--- Page and application data records ---
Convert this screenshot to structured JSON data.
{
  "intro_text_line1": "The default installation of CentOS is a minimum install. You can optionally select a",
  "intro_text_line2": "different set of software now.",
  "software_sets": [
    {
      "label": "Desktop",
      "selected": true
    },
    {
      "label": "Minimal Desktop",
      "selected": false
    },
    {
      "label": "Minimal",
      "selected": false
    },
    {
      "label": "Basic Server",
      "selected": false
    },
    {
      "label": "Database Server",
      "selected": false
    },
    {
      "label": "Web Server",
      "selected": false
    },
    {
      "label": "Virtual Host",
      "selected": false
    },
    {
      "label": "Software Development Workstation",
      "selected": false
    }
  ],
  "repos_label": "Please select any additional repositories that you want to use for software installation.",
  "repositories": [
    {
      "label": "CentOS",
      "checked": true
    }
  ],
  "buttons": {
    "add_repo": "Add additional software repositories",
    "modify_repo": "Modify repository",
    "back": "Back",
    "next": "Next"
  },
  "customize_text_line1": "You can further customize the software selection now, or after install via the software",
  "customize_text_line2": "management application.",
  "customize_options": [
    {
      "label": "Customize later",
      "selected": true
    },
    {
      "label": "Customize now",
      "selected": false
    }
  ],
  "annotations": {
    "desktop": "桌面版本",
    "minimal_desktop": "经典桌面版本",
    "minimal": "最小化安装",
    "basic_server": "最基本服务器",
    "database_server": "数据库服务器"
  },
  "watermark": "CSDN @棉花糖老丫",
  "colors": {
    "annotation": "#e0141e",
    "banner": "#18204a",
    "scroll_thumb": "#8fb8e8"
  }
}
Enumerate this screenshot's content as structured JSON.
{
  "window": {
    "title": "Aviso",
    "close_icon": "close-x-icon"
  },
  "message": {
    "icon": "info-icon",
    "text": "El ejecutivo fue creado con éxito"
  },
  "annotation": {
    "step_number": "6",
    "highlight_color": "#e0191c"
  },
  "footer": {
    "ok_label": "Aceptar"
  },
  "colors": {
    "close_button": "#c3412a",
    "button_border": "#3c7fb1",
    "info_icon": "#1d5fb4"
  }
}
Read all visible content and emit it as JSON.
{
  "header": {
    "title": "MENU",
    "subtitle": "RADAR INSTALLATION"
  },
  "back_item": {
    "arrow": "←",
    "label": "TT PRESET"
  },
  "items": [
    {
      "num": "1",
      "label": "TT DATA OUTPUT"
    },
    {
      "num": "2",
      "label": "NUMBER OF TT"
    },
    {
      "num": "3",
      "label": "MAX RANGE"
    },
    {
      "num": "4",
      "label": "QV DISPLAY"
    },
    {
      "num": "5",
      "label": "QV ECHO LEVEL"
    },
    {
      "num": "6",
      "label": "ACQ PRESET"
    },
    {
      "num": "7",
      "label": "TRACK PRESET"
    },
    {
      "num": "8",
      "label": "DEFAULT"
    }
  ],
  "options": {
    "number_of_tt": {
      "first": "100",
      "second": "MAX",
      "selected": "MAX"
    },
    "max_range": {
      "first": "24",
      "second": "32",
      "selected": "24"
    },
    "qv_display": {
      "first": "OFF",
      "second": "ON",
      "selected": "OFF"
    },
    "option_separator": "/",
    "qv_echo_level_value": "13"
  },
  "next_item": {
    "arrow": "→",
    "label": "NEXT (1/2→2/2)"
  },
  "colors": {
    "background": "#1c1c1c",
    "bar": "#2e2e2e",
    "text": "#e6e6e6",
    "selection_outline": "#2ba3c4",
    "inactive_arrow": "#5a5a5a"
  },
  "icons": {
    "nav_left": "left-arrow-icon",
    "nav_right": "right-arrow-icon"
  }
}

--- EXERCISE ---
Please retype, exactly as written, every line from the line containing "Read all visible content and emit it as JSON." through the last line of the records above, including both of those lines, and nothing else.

--- TASK RESPONSE ---
Read all visible content and emit it as JSON.
{
  "header": {
    "title": "MENU",
    "subtitle": "RADAR INSTALLATION"
  },
  "back_item": {
    "arrow": "←",
    "label": "TT PRESET"
  },
  "items": [
    {
      "num": "1",
      "label": "TT DATA OUTPUT"
    },
    {
      "num": "2",
      "label": "NUMBER OF TT"
    },
    {
      "num": "3",
      "label": "MAX RANGE"
    },
    {
      "num": "4",
      "label": "QV DISPLAY"
    },
    {
      "num": "5",
      "label": "QV ECHO LEVEL"
    },
    {
      "num": "6",
      "label": "ACQ PRESET"
    },
    {
      "num": "7",
      "label": "TRACK PRESET"
    },
    {
      "num": "8",
      "label": "DEFAULT"
    }
  ],
  "options": {
    "number_of_tt": {
      "first": "100",
      "second": "MAX",
      "selected": "MAX"
    },
    "max_range": {
      "first": "24",
      "second": "32",
      "selected": "24"
    },
    "qv_display": {
      "first": "OFF",
      "second": "ON",
      "selected": "OFF"
    },
    "option_separator": "/",
    "qv_echo_level_value": "13"
  },
  "next_item": {
    "arrow": "→",
    "label": "NEXT (1/2→2/2)"
  },
  "colors": {
    "background": "#1c1c1c",
    "bar": "#2e2e2e",
    "text": "#e6e6e6",
    "selection_outline": "#2ba3c4",
    "inactive_arrow": "#5a5a5a"
  },
  "icons": {
    "nav_left": "left-arrow-icon",
    "nav_right": "right-arrow-icon"
  }
}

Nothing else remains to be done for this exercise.